In Unix there are usually many ways to solve the same problem. Perl as a language has mostly fallen out of favor. This kind of simple text parsing problem is one area it perhaps still remains relevant. Let’s benchmark the run time of the previous approach and constrast with several alternatives that do not rely on Perl.

Each of the following gives exactly the same answer. time is used to measure the run time of each alternative. Each starts by using cat to dump the file to standard out and then using grep to remove the header lines starting with “>”. Each ends with column -t to make the output line up consistently.

#1. The Perl approach. This command removes the end of line character with chomp, then it splits each line into an array of individual characters, amd it creates a data structure called a hash to store counts of each letter on each line. Once the end of the file is reached it prints out the contents of this data structure in order.  
time cat chr22_with_ERCC92.fa | grep -v ">" | perl -ne 'chomp $_; $bases{$_}++ for split //; if (eof){print "$bases{$_} $_\n" for sort keys %bases}' | column -t

#2. The Awk approach. Awk is an alternative scripting language include in most linux distributions. This command is conceptually very similar to the Perl approach but with a different syntax. A for loop is used to iterate over each character until the end ("NF") is reached. Again the counts for each letter are stored in a simple data structure and once the end of the file is reach the results are printed.  
time cat chr22_with_ERCC92.fa | grep -v ">" | awk '{for (i=1; i<=NF; i++){a[$i]++}}END{for (i in a){print a[i], i}}' FS= - | sort -k 2 | column -t
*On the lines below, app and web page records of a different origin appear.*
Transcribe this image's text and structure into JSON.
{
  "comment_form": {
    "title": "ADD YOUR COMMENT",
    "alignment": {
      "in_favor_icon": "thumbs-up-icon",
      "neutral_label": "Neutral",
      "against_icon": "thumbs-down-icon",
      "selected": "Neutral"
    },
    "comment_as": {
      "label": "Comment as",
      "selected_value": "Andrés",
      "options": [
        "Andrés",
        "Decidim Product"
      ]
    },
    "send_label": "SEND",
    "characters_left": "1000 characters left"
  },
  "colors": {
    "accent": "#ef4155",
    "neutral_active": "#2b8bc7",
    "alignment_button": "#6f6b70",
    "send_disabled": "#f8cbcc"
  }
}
#3. The Sed approach. Sed is an alternative scripting language. "tr" is used to remove newline characters. Then sed is used simply to split each character onto its own line, effectively creating a file with millions of lines. Then unix sort and uniq are used to produce counts of each unique character, and sort is used to order the results consistently with the previous approaches.
time cat chr22_with_ERCC92.fa | grep -v ">" | tr -d '\n' | sed 's/\(.\)/\1\n/g'  - | sort | uniq -c | sort -k 2 | column -t

#4. The grep appoach. The "-o" option of grep splits each match onto a line which we then use to get a count. The "-i" option makes the matching work for upper/lower case. The "-P" option allows us to use Perl style regular expressions with Greg.
time cat chr22_with_ERCC92.fa | grep -v ">" | grep -i -o -P "a|c|g|t|y|n" | sort | uniq -c

#5. Finally, the simplest/shortest approach that leverages the unix fold command to split each character onto its own line as in the Sed example.
time cat chr22_with_ERCC92.fa | grep -v ">" | fold -w1 | sort | uniq -c | column -t

Which method is fastest? Why are the first two approaches so much faster than the others?


Assignment: Use a commandline scripting approach of your choice to further examine our chr22 reference genome file and answer the following questions.


Hint: Each question can be tackled using approaches similar to those above, using the file ‘chr22_with_ERCC92.fa’ as a starting point. Hint: To make things simpler, first produce a file with only the chr22 sequence. Hint: Remember that repetitive elements in the sequence are represented in lower case

Solution: When you are ready you can check your approach against the Solutions.